U.S. credit cards and ATM/debit cards do not work anywhere in Cuba!! Crazy, right? This means that you need to bring enough cash to get you through your stay. The exchange rate for U.S. dollars is 13% . Holy #%*# ! To make matters worse, Cubans have 2 forms of currency. For someone who lacks basic math skills (me)…this is a challenge. But no worries. I will explain it in simple terms! They have the CUC (used everywhere) which is easy because 1 USD is equivalent to 1 CUC. But then there’s the CUP which is worth about 4 cents to the dollar. The CUP is used mainly by the locals and you definitely don’t want to pay in CUC and get change with CUP. The CUC says “pesos convertibles” on their bills. The CUP does not! Below is a picture of their CUC .
Where to Eat
So I heard that the food in Cuba was ….. well, horrible! I was expecting to starve, planning to eat the crumbs at the bottom of my backpack in hopes of surviving. I’m so glad that I was wrong. We ate at locally run and amazingly delicious restaurants. Below are a few of my favorites.
Paladar Doña Eutimia
El Cafe (breakfast or lunch)
I will save my backpack crumbs for another day…
What to Do and Not to Do While in Cuba
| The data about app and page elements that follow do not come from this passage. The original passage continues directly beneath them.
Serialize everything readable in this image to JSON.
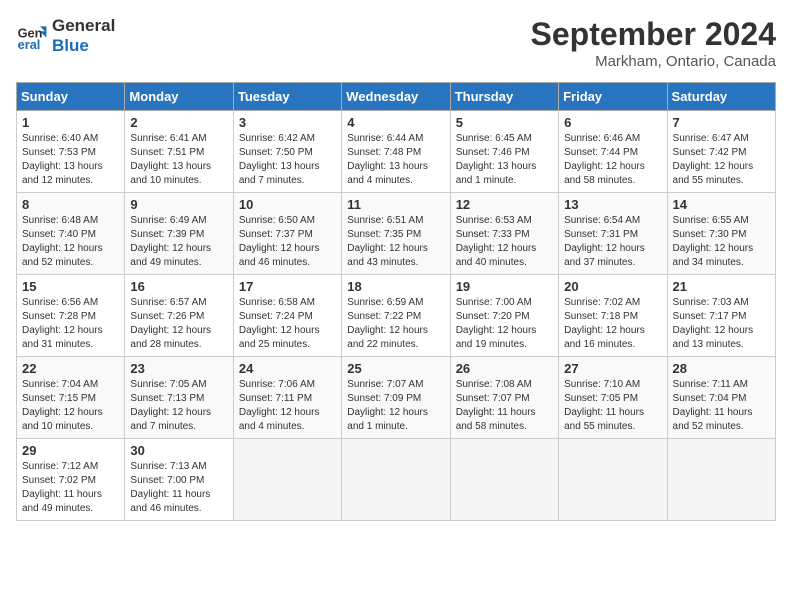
{
  "header": {
    "logo_line1": "General",
    "logo_line2": "Blue",
    "month": "September 2024",
    "location": "Markham, Ontario, Canada"
  },
  "columns": [
    "Sunday",
    "Monday",
    "Tuesday",
    "Wednesday",
    "Thursday",
    "Friday",
    "Saturday"
  ],
  "weeks": [
    [
      {
        "day": "1",
        "info": "Sunrise: 6:40 AM\nSunset: 7:53 PM\nDaylight: 13 hours\nand 12 minutes."
      },
      {
        "day": "2",
        "info": "Sunrise: 6:41 AM\nSunset: 7:51 PM\nDaylight: 13 hours\nand 10 minutes."
      },
      {
        "day": "3",
        "info": "Sunrise: 6:42 AM\nSunset: 7:50 PM\nDaylight: 13 hours\nand 7 minutes."
      },
      {
        "day": "4",
        "info": "Sunrise: 6:44 AM\nSunset: 7:48 PM\nDaylight: 13 hours\nand 4 minutes."
      },
      {
        "day": "5",
        "info": "Sunrise: 6:45 AM\nSunset: 7:46 PM\nDaylight: 13 hours\nand 1 minute."
      },
      {
        "day": "6",
        "info": "Sunrise: 6:46 AM\nSunset: 7:44 PM\nDaylight: 12 hours\nand 58 minutes."
      },
      {
        "day": "7",
        "info": "Sunrise: 6:47 AM\nSunset: 7:42 PM\nDaylight: 12 hours\nand 55 minutes."
      }
    ],
    [
      {
        "day": "8",
        "info": "Sunrise: 6:48 AM\nSunset: 7:40 PM\nDaylight: 12 hours\nand 52 minutes."
      },
      {
        "day": "9",
        "info": "Sunrise: 6:49 AM\nSunset: 7:39 PM\nDaylight: 12 hours\nand 49 minutes."
      },
      {
        "day": "10",
        "info": "Sunrise: 6:50 AM\nSunset: 7:37 PM\nDaylight: 12 hours\nand 46 minutes."
      },
      {
        "day": "11",
        "info": "Sunrise: 6:51 AM\nSunset: 7:35 PM\nDaylight: 12 hours\nand 43 minutes."
      },
      {
        "day": "12",
        "info": "Sunrise: 6:53 AM\nSunset: 7:33 PM\nDaylight: 12 hours\nand 40 minutes."
      },
      {
        "day": "13",
        "info": "Sunrise: 6:54 AM\nSunset: 7:31 PM\nDaylight: 12 hours\nand 37 minutes."
      },
      {
        "day": "14",
        "info": "Sunrise: 6:55 AM\nSunset: 7:30 PM\nDaylight: 12 hours\nand 34 minutes."
      }
    ],
    [
      {
        "day": "15",
        "info": "Sunrise: 6:56 AM\nSunset: 7:28 PM\nDaylight: 12 hours\nand 31 minutes."
      },
      {
        "day": "16",
        "info": "Sunrise: 6:57 AM\nSunset: 7:26 PM\nDaylight: 12 hours\nand 28 minutes."
      },
      {
        "day": "17",
        "info": "Sunrise: 6:58 AM\nSunset: 7:24 PM\nDaylight: 12 hours\nand 25 minutes."
      },
      {
        "day": "18",
        "info": "Sunrise: 6:59 AM\nSunset: 7:22 PM\nDaylight: 12 hours\nand 22 minutes."
      },
      {
        "day": "19",
        "info": "Sunrise: 7:00 AM\nSunset: 7:20 PM\nDaylight: 12 hours\nand 19 minutes."
      },
      {
        "day": "20",
        "info": "Sunrise: 7:02 AM\nSunset: 7:18 PM\nDaylight: 12 hours\nand 16 minutes."
      },
      {
        "day": "21",
        "info": "Sunrise: 7:03 AM\nSunset: 7:17 PM\nDaylight: 12 hours\nand 13 minutes."
      }
    ],
    [
      {
        "day": "22",
        "info": "Sunrise: 7:04 AM\nSunset: 7:15 PM\nDaylight: 12 hours\nand 10 minutes."
      },
      {
        "day": "23",
        "info": "Sunrise: 7:05 AM\nSunset: 7:13 PM\nDaylight: 12 hours\nand 7 minutes."
      },
      {
        "day": "24",
        "info": "Sunrise: 7:06 AM\nSunset: 7:11 PM\nDaylight: 12 hours\nand 4 minutes."
      },
      {
        "day": "25",
        "info": "Sunrise: 7:07 AM\nSunset: 7:09 PM\nDaylight: 12 hours\nand 1 minute."
      },
      {
        "day": "26",
        "info": "Sunrise: 7:08 AM\nSunset: 7:07 PM\nDaylight: 11 hours\nand 58 minutes."
      },
      {
        "day": "27",
        "info": "Sunrise: 7:10 AM\nSunset: 7:05 PM\nDaylight: 11 hours\nand 55 minutes."
      },
      {
        "day": "28",
        "info": "Sunrise: 7:11 AM\nSunset: 7:04 PM\nDaylight: 11 hours\nand 52 minutes."
      }
    ],
    [
      {
        "day": "29",
        "info": "Sunrise: 7:12 AM\nSunset: 7:02 PM\nDaylight: 11 hours\nand 49 minutes."
      },
      {
        "day": "30",
        "info": "Sunrise: 7:13 AM\nSunset: 7:00 PM\nDaylight: 11 hours\nand 46 minutes."
      },
      null,
      null,
      null,
      null,
      null
    ]
  ]
}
Stating the obvious here, but remember that their government is very different than ours ( the U.S.) . Avoid any political conversations. Keep your comments to yourself. Know the laws. Do not take any photographs of police officers. Do not drink the water. Do not drink the water. Do not drink the water. Make sure you tip. For many locals, tips are an important source of income.
What to See and Do
We took a fantastic day tour with TripHavanaNow in a 1957 Chevy to Fusterlandia. Wow!! Fusterlandia is a 28 year old art project started by Cuban artist Jose Fuster who began by decorating his own house/property with painted tiles and mosaics. He eventually branched out into his neighborhood, decorating walls, his neighbors houses and even the bus stop! . He even taught his neighbors how to paint and create their own art-filled galleries to supplement their incomes. His neighborhood beautification project (influenced by Spanish artists Gaudi and Picasso) is still a work in progress. After the last hurricane, Jose was once again giving back to his community by giving out food and water!
Another great place to visit is Taller Experimental de Grafica. It is an old printmaking studio brought back to life by local artists who actually use the 100 year old printing machines to create modern artwork. We went there to meet with local artists, tour the studio, see how they use their machines and buy several pieces of their work. This is a great place to visit, shop and support the locals!
There are so many other things to do and see in Havana (Habana, as the locals say it). They have several art museums, Cathedrals, a fort and lighthouse, and a great walk along the waterfront that runs several miles called the Malecon. Ambos Mundos is a hotel with a rooftop bar where you can view photographs in the lobby of Ernest Hemingway with Castro, as well as one with him and a local fisherman….perhaps his inspiration for the Old Man and the Sea??? There are also day trips to tobacco plantations where you can learn all about the cigar industry from local farmers and even watch them roll cigars by hand!
Wifi is very limited in Cuba. Tamara gave us several 1 hour internet cards and has WiFi access in her apartments (which is rare) . Don’t expect to be connected too often. WiFi cards can be bought in many places. We found a small tourist office on Obispo selling them for 1 CUC per hour.
Cubans do not have access to the things we take for granted. bring some items with you to donate to a local school or to people that you meet. toothbrushes, small moisturizers, crayons, conditioner, etc. are some examples of things to bring. We found a school around the corner from our apartment to bring some supplies to.
The infrastructure in Cuba is in great need of repair. Watch where you walk…some streets have holes that appear to lead to middle Earth!
Don’t drink the water. oops, did I say that already? Well….don’t. Bottled water is available throughout Cuba.
If you decide to go…keep a detailed journal of your itinerary and keep it for 5 years. Go with an open mind. Enjoy the people, the culture, the food…. and say hello to Tamara for me.